• [REQUIRED WORK]: I need every line of the material below that includes the string "date".

• [INPUT MATERIAL]:
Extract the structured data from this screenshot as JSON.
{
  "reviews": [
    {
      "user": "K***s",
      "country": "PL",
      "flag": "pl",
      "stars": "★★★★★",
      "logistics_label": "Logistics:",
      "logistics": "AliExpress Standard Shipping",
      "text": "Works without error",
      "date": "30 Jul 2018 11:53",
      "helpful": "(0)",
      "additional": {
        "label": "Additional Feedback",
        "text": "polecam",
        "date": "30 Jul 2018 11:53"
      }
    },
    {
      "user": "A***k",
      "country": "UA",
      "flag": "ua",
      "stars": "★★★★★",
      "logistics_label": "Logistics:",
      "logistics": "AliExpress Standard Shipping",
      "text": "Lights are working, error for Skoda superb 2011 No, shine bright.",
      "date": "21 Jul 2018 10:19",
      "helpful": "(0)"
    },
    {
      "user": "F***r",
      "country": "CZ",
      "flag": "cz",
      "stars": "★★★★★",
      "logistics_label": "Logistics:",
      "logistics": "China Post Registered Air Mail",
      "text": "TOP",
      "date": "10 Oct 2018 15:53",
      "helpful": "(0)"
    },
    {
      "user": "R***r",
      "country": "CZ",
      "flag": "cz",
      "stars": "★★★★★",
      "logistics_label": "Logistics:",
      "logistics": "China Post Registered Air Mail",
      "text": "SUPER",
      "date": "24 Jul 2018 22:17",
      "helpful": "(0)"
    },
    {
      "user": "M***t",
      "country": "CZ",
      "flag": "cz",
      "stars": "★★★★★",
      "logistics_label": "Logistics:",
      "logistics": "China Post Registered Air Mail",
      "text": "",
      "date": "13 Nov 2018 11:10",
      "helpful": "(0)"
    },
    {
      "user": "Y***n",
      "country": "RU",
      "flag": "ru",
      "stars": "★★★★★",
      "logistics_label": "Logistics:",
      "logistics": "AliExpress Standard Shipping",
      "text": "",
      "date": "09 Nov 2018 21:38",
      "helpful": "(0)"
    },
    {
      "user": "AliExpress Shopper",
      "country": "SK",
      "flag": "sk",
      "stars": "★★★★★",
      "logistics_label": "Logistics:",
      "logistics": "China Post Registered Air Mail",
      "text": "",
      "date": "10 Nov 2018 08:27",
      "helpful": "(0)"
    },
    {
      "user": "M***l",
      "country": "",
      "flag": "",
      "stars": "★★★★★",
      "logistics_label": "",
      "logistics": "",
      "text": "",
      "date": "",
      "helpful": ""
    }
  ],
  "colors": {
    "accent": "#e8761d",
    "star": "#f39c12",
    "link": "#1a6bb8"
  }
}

• [RESPONSE TO THE TASK]:
      "date": "30 Jul 2018 11:53",
        "date": "30 Jul 2018 11:53"
      "date": "21 Jul 2018 10:19",
      "date": "10 Oct 2018 15:53",
      "date": "24 Jul 2018 22:17",
      "date": "13 Nov 2018 11:10",
      "date": "09 Nov 2018 21:38",
      "date": "10 Nov 2018 08:27",
      "date": "",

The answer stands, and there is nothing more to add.